EXERCISE INSTRUCTIONS:
Copy all lines containing the string "item" from the records below.

Stored data
#####

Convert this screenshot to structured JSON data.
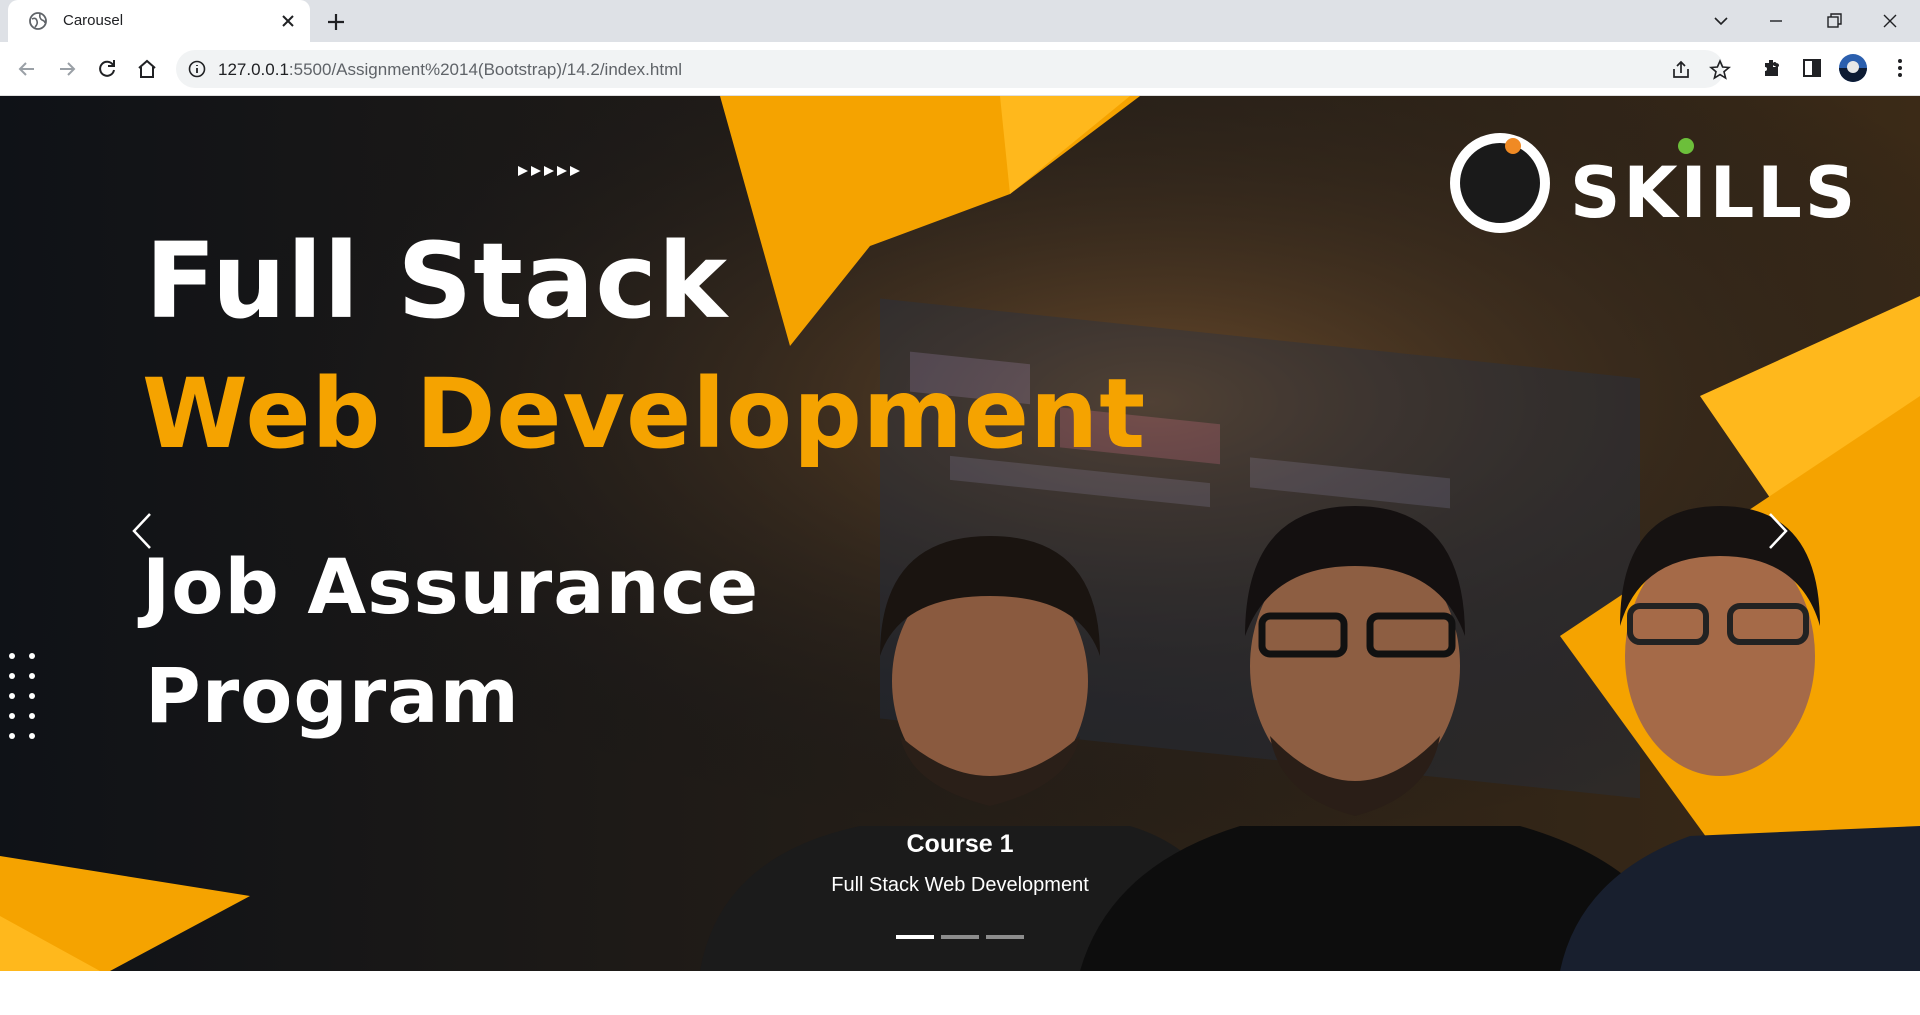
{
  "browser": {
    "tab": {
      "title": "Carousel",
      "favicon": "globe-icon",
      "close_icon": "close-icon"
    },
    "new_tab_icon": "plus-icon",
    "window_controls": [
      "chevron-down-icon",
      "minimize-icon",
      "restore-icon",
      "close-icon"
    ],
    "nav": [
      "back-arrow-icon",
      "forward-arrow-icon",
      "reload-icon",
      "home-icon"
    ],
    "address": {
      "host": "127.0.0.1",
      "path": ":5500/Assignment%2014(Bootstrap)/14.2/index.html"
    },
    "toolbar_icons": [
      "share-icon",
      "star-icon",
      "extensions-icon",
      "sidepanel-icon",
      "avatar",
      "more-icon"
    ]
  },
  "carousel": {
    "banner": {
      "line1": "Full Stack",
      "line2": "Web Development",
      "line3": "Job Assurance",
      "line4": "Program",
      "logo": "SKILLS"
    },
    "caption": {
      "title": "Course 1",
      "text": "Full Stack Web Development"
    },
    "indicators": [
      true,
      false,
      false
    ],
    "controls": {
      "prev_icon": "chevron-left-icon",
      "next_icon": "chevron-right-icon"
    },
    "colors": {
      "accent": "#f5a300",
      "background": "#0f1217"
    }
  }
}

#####

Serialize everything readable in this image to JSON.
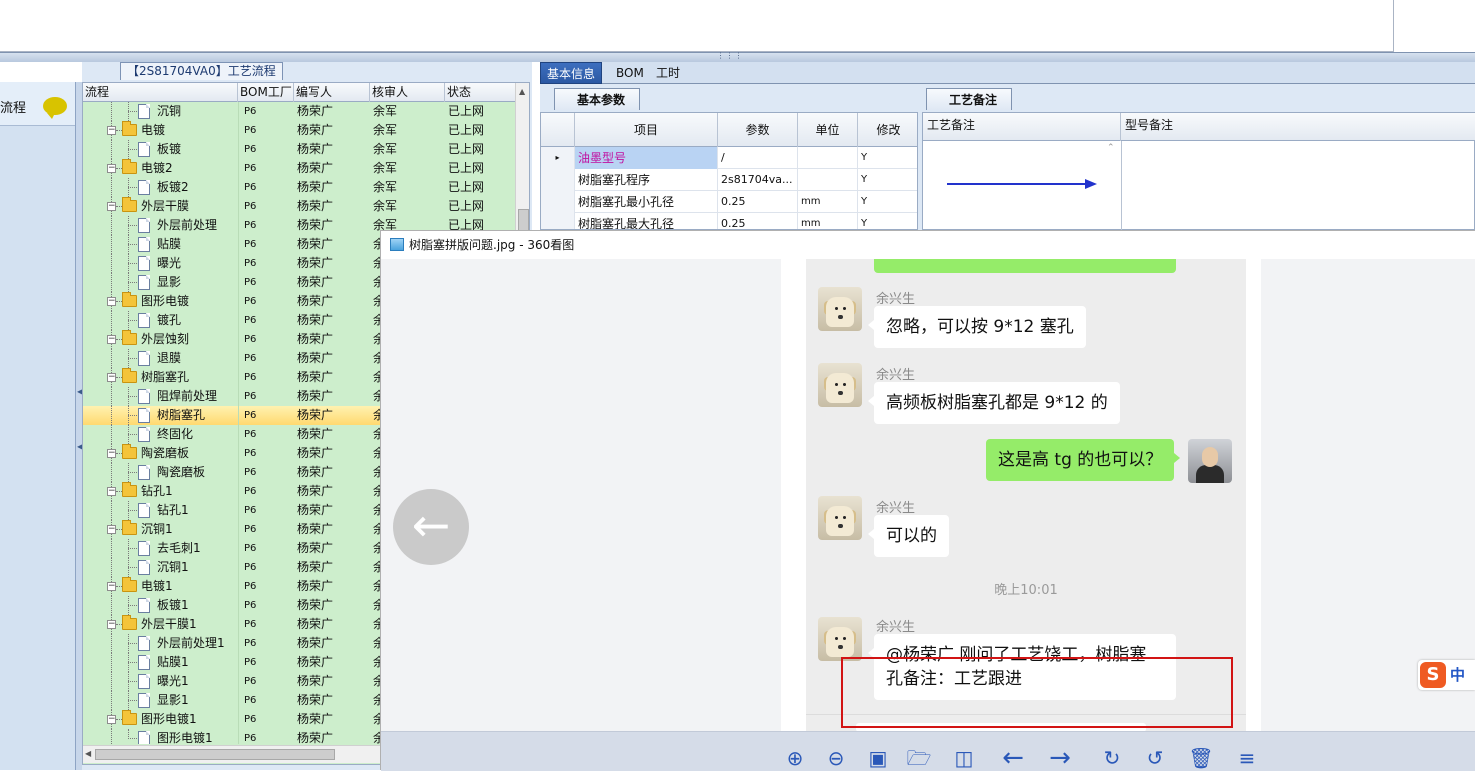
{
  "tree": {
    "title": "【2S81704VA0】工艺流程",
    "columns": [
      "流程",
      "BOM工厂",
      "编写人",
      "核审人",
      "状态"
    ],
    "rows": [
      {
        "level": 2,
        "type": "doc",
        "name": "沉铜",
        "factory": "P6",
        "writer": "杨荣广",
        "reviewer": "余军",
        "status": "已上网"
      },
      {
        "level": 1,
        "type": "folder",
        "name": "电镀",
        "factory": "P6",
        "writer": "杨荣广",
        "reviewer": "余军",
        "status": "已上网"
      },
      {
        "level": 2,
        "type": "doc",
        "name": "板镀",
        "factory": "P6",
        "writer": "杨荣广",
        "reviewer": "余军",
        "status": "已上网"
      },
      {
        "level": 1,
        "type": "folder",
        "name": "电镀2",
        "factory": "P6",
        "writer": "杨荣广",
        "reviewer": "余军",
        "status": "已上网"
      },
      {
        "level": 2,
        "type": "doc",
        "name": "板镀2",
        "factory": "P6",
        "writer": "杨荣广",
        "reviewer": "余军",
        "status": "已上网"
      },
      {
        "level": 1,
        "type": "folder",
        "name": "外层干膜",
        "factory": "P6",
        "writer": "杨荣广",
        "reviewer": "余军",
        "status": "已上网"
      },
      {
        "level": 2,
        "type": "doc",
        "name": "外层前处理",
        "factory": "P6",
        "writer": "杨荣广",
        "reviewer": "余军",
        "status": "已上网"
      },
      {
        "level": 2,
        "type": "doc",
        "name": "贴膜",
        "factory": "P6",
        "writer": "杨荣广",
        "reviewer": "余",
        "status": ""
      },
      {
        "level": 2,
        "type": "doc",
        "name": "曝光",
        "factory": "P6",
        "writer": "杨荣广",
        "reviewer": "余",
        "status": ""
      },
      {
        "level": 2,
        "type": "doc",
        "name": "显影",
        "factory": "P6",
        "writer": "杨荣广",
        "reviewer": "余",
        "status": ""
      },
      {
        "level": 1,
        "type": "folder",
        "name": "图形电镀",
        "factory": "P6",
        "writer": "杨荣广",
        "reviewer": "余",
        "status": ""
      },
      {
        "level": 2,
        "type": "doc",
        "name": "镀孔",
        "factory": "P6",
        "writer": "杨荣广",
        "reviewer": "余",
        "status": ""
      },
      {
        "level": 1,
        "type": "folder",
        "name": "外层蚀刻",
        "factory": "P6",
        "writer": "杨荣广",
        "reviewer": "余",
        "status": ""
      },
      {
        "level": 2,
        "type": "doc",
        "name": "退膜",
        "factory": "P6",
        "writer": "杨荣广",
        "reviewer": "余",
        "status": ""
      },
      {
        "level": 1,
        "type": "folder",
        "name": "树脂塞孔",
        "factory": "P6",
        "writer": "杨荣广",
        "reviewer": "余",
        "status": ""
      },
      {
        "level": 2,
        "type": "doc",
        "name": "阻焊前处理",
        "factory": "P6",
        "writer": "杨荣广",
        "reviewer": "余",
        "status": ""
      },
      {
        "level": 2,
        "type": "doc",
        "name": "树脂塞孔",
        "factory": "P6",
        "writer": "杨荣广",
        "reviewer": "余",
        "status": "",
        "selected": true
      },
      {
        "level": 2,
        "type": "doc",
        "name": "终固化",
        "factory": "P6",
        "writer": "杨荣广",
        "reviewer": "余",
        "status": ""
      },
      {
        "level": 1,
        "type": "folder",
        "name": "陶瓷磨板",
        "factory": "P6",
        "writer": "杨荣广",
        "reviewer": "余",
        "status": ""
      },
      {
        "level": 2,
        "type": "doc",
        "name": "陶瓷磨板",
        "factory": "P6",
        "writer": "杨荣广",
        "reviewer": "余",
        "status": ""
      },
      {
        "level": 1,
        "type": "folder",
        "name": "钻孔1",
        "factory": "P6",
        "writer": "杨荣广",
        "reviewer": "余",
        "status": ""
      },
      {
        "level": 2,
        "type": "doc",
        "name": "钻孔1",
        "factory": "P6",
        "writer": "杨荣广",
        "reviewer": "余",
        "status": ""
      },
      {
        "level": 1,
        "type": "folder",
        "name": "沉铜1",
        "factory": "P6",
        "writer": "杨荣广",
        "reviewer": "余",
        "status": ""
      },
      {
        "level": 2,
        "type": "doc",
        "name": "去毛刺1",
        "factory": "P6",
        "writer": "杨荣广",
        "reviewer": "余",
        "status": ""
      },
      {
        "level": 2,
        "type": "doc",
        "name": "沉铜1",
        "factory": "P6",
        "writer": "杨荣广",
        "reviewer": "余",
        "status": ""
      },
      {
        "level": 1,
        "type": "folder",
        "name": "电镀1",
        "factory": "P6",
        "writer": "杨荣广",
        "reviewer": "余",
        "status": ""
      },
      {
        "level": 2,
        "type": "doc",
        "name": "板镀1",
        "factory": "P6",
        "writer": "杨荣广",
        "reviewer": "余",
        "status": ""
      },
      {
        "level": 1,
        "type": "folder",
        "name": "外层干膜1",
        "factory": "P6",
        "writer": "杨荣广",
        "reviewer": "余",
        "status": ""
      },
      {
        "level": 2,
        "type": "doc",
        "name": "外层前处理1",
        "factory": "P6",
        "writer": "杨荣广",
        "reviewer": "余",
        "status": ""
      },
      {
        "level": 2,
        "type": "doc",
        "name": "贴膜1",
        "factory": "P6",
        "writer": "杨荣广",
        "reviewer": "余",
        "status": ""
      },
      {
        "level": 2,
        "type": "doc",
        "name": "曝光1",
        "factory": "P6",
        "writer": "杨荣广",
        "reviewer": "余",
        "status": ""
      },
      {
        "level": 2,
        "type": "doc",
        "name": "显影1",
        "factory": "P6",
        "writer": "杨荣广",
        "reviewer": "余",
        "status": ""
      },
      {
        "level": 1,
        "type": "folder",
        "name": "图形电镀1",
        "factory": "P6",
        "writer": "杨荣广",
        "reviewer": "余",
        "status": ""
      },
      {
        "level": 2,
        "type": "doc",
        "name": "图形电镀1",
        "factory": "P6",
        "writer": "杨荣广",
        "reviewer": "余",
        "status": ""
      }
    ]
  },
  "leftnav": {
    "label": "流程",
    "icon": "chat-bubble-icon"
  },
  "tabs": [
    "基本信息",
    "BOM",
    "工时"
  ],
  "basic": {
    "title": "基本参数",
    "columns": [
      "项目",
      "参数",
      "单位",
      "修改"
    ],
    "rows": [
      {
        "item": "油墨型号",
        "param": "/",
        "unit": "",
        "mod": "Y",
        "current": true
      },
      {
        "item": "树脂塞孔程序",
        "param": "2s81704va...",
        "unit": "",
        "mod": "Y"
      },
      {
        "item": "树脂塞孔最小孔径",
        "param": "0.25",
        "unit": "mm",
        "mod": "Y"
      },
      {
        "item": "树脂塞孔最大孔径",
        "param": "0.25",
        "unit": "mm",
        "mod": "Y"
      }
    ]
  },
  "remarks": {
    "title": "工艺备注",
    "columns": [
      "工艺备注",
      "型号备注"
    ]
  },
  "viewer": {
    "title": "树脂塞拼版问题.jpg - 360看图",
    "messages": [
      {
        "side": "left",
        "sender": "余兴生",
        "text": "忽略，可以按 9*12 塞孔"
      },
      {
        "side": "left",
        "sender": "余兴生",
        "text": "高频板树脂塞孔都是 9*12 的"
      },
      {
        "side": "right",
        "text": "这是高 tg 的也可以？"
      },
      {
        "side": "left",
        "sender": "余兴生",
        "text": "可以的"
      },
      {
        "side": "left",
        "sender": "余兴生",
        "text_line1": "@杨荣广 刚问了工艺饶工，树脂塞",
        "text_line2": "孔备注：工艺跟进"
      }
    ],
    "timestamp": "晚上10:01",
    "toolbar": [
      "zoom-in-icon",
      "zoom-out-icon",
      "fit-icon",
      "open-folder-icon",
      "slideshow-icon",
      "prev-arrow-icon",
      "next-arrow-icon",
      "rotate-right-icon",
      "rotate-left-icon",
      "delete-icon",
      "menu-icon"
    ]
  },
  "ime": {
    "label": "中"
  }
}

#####

ANSWER SPACE:
        "item": "油墨型号",
        "item": "树脂塞孔程序",
        "item": "树脂塞孔最小孔径",
        "item": "树脂塞孔最大孔径",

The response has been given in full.